WEALTH at work, a provider of financial education in the workplace, offers some top tips for those planning to retire in 2017:

  • YOU DECIDE! – The pension changes meant that people now have greater flexibility and freedom over how they access their DC pensions. This is great news, but with responsibility comes risk, so make sure you take your time, fully understand all of your options and that you are armed with all the facts.
  • Collate information on ALL your assets – Before you start to make any decisions based on your retirement plan, gather up to date information on all of your pensions and savings, and what they are all worth.  If you have ISAs, shares, deposit accounts, or any other assets, look at these as other potential forms of income in retirement.
  • How much income do you need and want? – Work out how much income you are going to need in retirement, including essential income to meet your day to day living expenses (including household bills), and discretionary income for holidays, hobbies etc.  There is a budget planner available on the money advice service
  • Can you afford to retire? – Do you have enough put by to be able to afford to retire, or do you need to work a little bit longer, or part time? Research has found that most people live longer than they expect they will, so keep this in mind when working this out.

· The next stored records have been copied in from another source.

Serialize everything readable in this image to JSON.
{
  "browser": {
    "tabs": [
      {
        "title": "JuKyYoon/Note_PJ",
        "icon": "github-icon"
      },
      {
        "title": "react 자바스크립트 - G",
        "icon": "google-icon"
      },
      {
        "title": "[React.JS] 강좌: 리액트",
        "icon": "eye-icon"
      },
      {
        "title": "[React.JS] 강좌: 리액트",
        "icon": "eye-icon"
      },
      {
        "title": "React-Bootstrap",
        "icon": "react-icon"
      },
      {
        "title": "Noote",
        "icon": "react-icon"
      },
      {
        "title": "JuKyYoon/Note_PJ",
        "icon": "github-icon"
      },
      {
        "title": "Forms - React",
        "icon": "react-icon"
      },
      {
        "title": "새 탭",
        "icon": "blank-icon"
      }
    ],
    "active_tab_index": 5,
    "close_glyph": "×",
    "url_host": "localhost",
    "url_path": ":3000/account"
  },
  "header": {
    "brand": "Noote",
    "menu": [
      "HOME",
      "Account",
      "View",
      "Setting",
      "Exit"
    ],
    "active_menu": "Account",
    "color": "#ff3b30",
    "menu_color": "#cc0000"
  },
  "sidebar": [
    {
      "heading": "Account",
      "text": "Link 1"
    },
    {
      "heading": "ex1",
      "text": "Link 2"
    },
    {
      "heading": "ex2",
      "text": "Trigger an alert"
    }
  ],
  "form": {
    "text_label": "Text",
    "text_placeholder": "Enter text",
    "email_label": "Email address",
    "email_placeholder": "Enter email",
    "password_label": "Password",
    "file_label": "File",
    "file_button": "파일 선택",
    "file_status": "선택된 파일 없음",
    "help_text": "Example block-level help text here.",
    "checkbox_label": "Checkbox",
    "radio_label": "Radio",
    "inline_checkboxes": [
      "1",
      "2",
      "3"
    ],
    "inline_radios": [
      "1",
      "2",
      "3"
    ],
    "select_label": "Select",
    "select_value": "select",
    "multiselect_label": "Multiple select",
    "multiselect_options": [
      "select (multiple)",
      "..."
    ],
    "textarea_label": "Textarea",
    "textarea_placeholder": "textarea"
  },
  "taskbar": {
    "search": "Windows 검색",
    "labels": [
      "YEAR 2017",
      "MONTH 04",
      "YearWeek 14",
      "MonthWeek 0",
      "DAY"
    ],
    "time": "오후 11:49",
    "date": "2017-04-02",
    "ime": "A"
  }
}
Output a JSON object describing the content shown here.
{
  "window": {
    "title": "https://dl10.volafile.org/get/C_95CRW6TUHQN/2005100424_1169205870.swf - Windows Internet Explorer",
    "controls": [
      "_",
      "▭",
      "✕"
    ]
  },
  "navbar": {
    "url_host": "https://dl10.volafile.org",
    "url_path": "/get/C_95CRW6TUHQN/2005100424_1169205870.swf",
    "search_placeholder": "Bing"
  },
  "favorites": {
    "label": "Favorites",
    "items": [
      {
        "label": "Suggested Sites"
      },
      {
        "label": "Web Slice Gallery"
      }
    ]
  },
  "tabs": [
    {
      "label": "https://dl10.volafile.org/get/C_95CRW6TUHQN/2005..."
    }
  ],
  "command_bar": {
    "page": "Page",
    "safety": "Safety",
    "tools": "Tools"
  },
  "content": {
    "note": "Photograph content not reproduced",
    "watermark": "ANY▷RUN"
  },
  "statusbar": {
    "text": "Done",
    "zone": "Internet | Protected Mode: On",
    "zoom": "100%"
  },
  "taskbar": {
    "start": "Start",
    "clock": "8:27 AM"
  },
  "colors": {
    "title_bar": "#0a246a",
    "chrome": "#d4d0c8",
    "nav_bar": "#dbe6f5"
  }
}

  • Income drawdown, annuity, or a combination? – Income drawdown is no longer the preserve of the wealthy, and really just means that you can choose how and when you access your pension, but you should ideally get advice when deciding
  • Don’t pay unnecessary tax – If you go down the income drawdown route, make sure you don’t pay any unnecessary income tax. Usually 25% of your pension is tax free, and the remaining 75% is taxed as earned income. It’s worth looking at your options, for example, you may be better off taking a smaller amount each year from your pension, and top it up with savings from your ISA to use for income, as this is paid tax free.
  • Make sure your pension beneficiary details are up to date – In 2015, the Chancellor abolished tax on death on DC pensions for anyone who dies before the age of 75. This means that any remaining pension can pass onto your beneficiaries tax free, subject to you not exceeding the lifetime allowance limit, and providing the company pays out within 2 years of date of death.
  • Advice can be cheaper than no advice and give you added consumer protection – Many people are concerned about the cost of advice without realising that when you buy retirement products such as annuities, through for example online brokers, there are commissions to be paid which can cost just as much, if not more, than getting advice.  A financial adviser should look at all your assets, work out the most tax efficient way for you to fund your retirement income, and put the plan into place for you; then you have the benefit of consumer protection for the advice given.
  • If eligible, consider buying extra state pension – Women born before April 6, 1953 and men before April 6, 1951 have an opportunity to top-up their state pension by up to £25 per week. Details can be found at: gov.uk/state-pension-topup
  • Scams don’t look like scams – Scams look and sound legitimate, which is why people are hoodwinked. They often have very professional looking websites and literature. Whatever you are planning to do with your retirement savings, check before you do anything that the company is registered with the Financial Conduct Authority (FCA) https://register.fca.org.uk/